In addition, in an entrepreneurial project the initial idea will be changed with the passage of time and the financing rounds, and with the arrival of new contributions of capital and new partners. The initial idea will inevitably be polished and adjusted as more is learned about the market, and as attempts are made to build a structure which gives it shape. Thus the original idea, the one which was supposed to be revolutionary, “the new Facebook”, is now no longer the same (but it may be even more revolutionary than before, because it will have been perfected); there is no point in defending it tooth and nail as if it had been perfect from the beginning.
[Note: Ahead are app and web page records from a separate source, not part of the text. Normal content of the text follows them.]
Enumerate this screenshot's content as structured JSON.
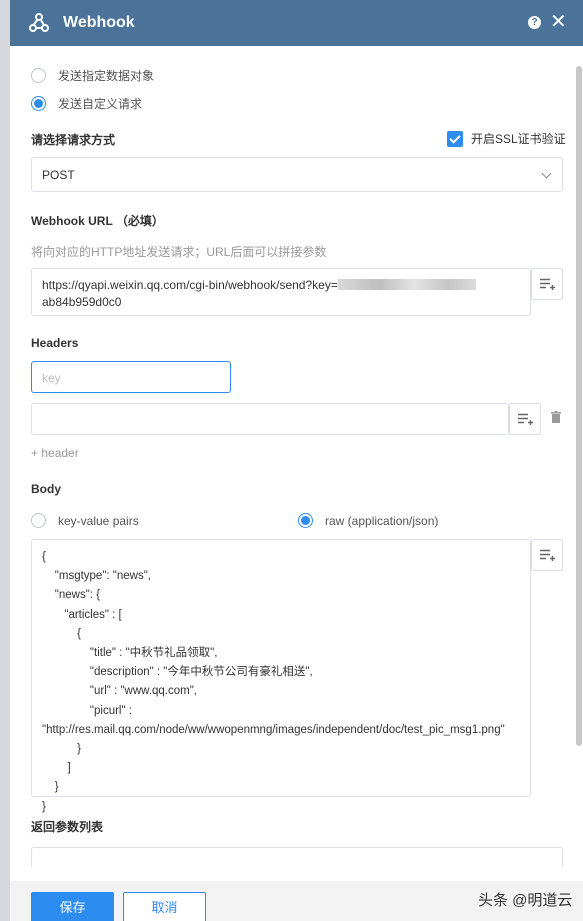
{
  "dialog": {
    "title": "Webhook",
    "help_icon": "?",
    "close_icon": "✕"
  },
  "send_mode": {
    "option_data_object": "发送指定数据对象",
    "option_custom_request": "发送自定义请求",
    "selected": "custom_request"
  },
  "request_method": {
    "label": "请选择请求方式",
    "value": "POST",
    "ssl_label": "开启SSL证书验证",
    "ssl_checked": true
  },
  "url_section": {
    "label": "Webhook URL （必填）",
    "hint": "将向对应的HTTP地址发送请求；URL后面可以拼接参数",
    "value_line1": "https://qyapi.weixin.qq.com/cgi-bin/webhook/send?key=",
    "value_line2": "ab84b959d0c0"
  },
  "headers_section": {
    "label": "Headers",
    "key_placeholder": "key",
    "add_header": "+ header"
  },
  "body_section": {
    "label": "Body",
    "option_kv": "key-value pairs",
    "option_raw": "raw (application/json)",
    "selected": "raw",
    "raw_json": "{\n    \"msgtype\": \"news\",\n    \"news\": {\n       \"articles\" : [\n           {\n               \"title\" : \"中秋节礼品领取\",\n               \"description\" : \"今年中秋节公司有豪礼相送\",\n               \"url\" : \"www.qq.com\",\n               \"picurl\" :\n\"http://res.mail.qq.com/node/ww/wwopenmng/images/independent/doc/test_pic_msg1.png\"\n           }\n        ]\n    }\n}"
  },
  "return_params": {
    "label": "返回参数列表"
  },
  "footer": {
    "save_label": "保存",
    "cancel_label": "取消"
  },
  "watermark": "头条 @明道云",
  "colors": {
    "header_bg": "#4b7399",
    "accent": "#2d8cf0"
  },
  "icons": {
    "logo": "webhook-icon",
    "insert_field": "insert-field-icon",
    "delete": "trash-icon"
  }
}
Conversely, what does have to be defended tooth and nail is our vision, our attitude towards the entrepreneurial project, by emphasising, in each meeting with potential investors, our strongest assets and those of our team. The way we do things, our commitment and our skills must be emphasised at every opportunity. It is this, and nothing else, which will ensure that the investors’ hands will not shake when it comes to signing cheques. It’s a matter of giving them confidence, and of demonstrating that even if they changed the idea for us, if the project were different, we would still bring to it that plus, that added value which would potentially convert anything that they placed in our hands into gold. That must be the message. The value is us; so what they are betting on is not the horse, but the jockey. And that’s the winning bet!
Marc Ambit – Consultant and teacher at TBS Barcelona Campus